This exhibition runs October 21, 2012–March 24, 2013

5905 Wilshire Blvd.
Los Angeles CA 90036
Phone:  323 857-6000
publicinfo@lacma.org

 

By Jim McKinniss

Robert Mapplethorpe at the Getty Museum

Posted in Art Museums, Photograph Exhibits, Photographers, Photography by Jim McKinniss on November 25, 2012

 

Self-Portrait –This is a copyrighted photograph.

 

This is a copyrighted photograph.

 

This is a copyrighted photograph.

 

This is a copyrighted photograph.

A key figure in late 20th-century photography, Robert Mapplethorpe created work with a distinctive tension between opposites: sacred and profane, mainstream and underground, light and dark. From his early Polaroid portraits, to his fashion photography and later controversial work, Mapplethorpe’s photographs are well-ordered and emotionally restrained, with dangerously chaotic and sensuous elements below.

Born in Queens, New York in 1946, Mapplethorpe studied graphic arts at Pratt Institute in Brooklyn before dropping out in 1969. He met the musician, poet, and artist Patti Smith in 1967 and they lived together as intimate and artistic partners until 1974. In 1972, Mapplethorpe met two influential curators. John McKendry gave him his first Polaroid camera, with which he made self-portraits and portraits of his friends and acquaintances in the art world. Samuel Wagstaff, Jr. later became the artist’s lover and mentor. By the mid-1970s, Mapplethorpe had acquired a medium format camera and began photographing the world of New York’s S and M clubs.

Mapplethorpe refined his style in the early 1980s to create elegant figure studies, delicate floral still lifes, nudes, as well as glamorous celebrity portraits. His preference for simple compositions and a sophisticated use of lighting to articulate subtleties of form distinguished his mature work

His career was successfully championed by pioneering photographs dealer Harry Lunn, who along with Robert Miller and Robert Self, published portfolios of some of the artist’s most challenging work.
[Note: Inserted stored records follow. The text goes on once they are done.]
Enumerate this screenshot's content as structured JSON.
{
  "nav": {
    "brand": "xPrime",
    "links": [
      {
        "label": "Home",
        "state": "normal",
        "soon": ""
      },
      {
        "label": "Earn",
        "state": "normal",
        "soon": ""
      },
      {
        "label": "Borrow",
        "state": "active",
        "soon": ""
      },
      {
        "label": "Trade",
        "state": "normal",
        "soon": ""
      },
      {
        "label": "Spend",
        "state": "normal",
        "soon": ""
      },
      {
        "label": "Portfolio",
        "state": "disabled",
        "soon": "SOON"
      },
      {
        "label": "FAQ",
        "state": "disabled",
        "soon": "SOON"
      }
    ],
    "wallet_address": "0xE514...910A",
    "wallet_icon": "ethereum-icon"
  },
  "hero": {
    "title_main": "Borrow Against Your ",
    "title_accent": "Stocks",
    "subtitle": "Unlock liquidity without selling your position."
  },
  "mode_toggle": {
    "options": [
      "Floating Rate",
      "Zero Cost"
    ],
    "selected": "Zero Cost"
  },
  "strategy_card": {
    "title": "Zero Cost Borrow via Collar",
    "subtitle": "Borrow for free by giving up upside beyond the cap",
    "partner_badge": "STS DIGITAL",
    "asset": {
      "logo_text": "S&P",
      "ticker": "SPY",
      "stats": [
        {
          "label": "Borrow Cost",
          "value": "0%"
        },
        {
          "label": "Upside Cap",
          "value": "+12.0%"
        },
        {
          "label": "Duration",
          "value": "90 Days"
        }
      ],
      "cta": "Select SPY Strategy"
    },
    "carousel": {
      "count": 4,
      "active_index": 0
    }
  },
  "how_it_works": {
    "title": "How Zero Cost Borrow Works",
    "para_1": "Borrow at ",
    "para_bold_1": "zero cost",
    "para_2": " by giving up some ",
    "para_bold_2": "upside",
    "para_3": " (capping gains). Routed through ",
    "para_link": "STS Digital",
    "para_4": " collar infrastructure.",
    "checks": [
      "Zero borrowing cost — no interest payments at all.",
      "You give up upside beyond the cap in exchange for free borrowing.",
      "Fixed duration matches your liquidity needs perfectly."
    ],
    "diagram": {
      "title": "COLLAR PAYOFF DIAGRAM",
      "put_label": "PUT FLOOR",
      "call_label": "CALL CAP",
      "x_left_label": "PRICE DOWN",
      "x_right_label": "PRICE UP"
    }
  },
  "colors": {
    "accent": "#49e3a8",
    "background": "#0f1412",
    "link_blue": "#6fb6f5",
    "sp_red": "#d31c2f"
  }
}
In the late 1980s and early 1990s, Mapplethorpe’s X Portfolio was at the center of an American culture war over whether public monies should be used to underwrite art some deemed obscene or blasphemous.

In 1989, at age forty-two, Mapplethorpe died from complications of AIDS. A year earlier, he had established the foundation that protects his work, promotes his legacy, and supports the causes he believed in, such as art programs and HIV/AIDS prevention and care.

 

This show runs October 23, 2012–March 24, 2013

 

By Jim McKinniss